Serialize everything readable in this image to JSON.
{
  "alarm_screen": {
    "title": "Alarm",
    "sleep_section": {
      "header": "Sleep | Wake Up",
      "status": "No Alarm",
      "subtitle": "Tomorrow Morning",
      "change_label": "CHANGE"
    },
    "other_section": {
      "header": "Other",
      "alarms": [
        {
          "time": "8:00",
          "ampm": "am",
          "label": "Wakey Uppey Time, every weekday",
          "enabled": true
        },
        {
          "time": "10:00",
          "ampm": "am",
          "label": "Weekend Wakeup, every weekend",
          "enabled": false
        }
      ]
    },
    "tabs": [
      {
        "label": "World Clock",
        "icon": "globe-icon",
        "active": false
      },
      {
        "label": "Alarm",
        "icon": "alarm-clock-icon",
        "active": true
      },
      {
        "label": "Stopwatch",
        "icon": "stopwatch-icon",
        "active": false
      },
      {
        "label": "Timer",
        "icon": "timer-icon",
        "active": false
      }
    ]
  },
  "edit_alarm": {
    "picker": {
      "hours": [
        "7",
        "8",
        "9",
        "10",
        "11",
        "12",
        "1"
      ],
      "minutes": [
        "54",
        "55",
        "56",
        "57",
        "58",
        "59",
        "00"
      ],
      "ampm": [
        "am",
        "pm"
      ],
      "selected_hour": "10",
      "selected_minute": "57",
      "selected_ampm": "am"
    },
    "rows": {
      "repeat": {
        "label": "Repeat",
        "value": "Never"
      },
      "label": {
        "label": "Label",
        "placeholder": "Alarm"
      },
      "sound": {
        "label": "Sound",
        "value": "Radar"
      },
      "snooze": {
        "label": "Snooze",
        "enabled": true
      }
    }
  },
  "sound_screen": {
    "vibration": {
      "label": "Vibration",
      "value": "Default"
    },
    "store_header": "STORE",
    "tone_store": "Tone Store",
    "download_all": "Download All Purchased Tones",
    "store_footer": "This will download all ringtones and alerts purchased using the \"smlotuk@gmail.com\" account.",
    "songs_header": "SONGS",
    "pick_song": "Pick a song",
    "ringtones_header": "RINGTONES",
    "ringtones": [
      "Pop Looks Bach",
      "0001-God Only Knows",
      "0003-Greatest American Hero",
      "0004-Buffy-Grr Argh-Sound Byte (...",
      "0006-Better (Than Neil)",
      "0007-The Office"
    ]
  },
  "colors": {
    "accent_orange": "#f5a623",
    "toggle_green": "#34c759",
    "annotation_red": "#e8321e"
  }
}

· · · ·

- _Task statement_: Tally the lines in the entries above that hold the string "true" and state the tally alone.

- _Finished task_: 3